▶ **Exercise goal**
Pick out each line below containing "Include".

▶ **Data about app and page elements**
☆ ☆ ☆ ☆ ☆
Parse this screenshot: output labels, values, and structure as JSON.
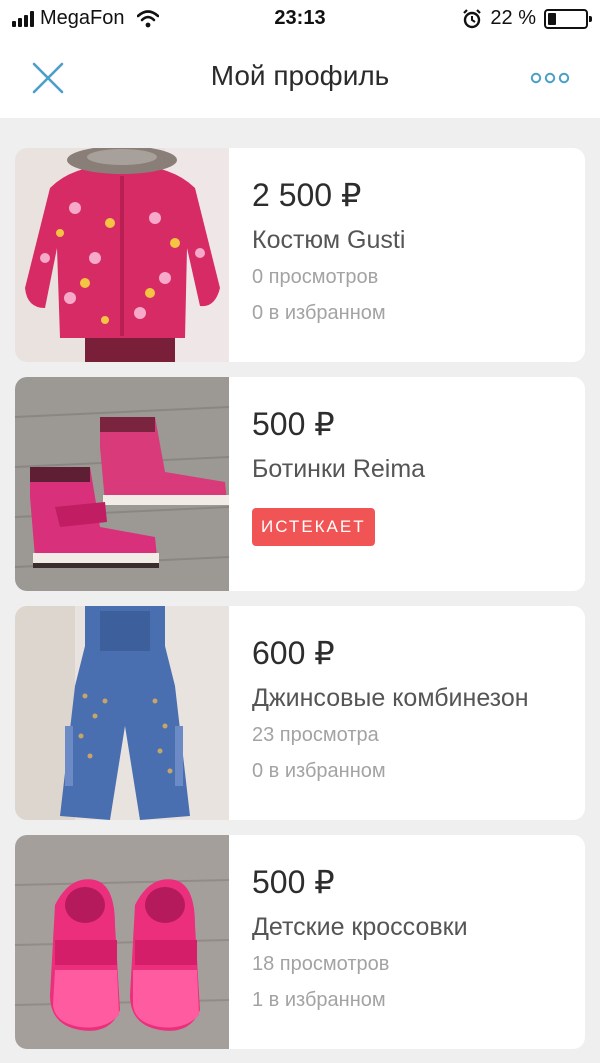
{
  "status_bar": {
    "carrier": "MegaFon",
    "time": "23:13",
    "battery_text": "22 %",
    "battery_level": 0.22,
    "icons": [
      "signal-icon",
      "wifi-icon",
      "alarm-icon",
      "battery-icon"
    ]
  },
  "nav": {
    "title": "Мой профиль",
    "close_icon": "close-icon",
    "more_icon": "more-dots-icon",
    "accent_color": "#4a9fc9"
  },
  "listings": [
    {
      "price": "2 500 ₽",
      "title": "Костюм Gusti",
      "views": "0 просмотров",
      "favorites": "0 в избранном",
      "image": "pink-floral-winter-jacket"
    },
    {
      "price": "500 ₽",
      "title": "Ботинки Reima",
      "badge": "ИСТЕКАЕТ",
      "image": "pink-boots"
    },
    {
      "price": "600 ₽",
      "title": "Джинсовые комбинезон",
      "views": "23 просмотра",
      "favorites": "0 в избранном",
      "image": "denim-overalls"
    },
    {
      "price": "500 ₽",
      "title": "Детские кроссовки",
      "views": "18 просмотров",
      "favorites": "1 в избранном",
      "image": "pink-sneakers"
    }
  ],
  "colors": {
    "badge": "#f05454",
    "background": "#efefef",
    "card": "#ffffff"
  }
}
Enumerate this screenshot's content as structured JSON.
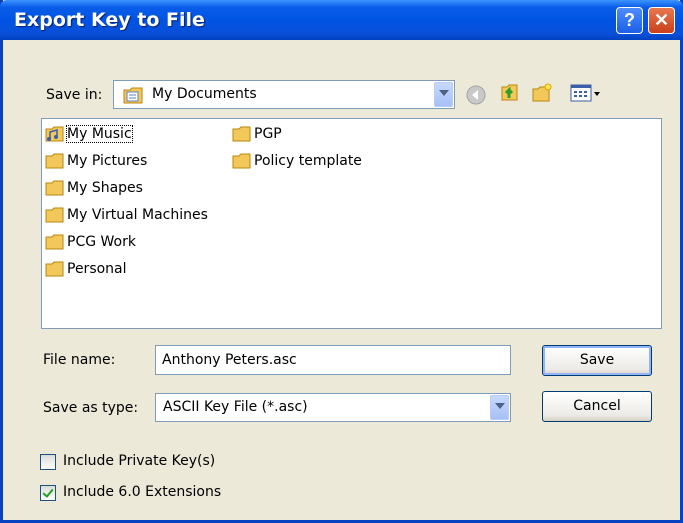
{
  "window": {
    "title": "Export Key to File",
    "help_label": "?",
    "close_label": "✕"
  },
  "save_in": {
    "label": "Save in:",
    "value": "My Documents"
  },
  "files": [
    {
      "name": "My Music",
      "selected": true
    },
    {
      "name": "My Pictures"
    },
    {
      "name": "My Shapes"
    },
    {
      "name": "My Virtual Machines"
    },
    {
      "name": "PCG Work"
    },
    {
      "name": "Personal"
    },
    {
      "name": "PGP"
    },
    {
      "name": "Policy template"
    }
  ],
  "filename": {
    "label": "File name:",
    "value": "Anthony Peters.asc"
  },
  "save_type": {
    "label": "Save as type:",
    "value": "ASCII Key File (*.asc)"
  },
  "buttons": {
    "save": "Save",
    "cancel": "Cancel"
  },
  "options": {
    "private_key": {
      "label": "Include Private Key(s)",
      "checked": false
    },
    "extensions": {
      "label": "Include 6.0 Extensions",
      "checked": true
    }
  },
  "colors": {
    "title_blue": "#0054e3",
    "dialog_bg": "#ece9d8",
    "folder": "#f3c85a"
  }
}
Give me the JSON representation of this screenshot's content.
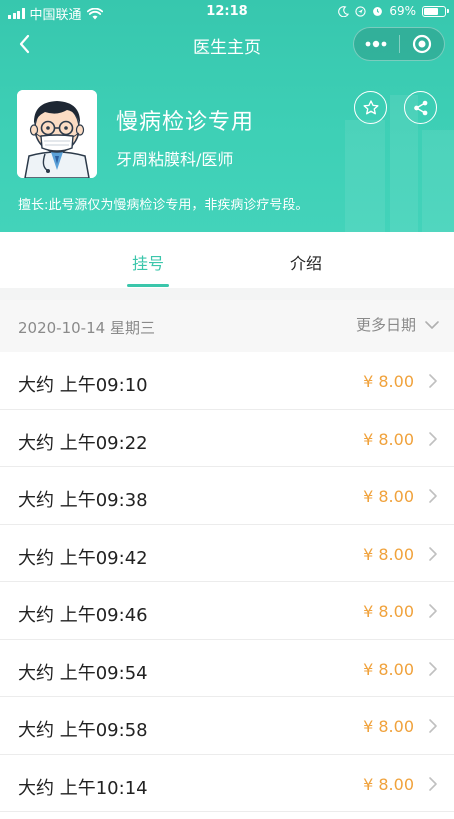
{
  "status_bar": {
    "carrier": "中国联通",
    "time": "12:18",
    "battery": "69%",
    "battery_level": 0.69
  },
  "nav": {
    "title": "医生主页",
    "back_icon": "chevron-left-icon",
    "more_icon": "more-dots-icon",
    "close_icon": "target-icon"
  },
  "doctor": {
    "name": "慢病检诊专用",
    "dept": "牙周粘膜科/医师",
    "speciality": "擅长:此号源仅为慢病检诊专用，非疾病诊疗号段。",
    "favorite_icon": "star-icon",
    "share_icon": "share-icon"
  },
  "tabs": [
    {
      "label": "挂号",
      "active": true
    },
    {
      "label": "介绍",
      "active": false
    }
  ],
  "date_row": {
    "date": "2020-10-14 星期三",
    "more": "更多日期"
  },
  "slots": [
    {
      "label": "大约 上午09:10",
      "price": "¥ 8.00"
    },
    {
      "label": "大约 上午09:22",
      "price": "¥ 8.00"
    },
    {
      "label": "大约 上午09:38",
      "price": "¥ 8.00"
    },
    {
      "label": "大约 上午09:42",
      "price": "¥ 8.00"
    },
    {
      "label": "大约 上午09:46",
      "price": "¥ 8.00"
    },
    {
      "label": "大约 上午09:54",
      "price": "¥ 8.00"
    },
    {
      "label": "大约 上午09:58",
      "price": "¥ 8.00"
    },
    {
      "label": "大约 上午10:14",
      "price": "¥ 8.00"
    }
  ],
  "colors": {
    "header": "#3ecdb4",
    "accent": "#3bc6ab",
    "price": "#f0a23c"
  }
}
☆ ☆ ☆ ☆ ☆
▶ **Solution to this problem**
      "label": "Include Private Key(s)",
      "label": "Include 6.0 Extensions",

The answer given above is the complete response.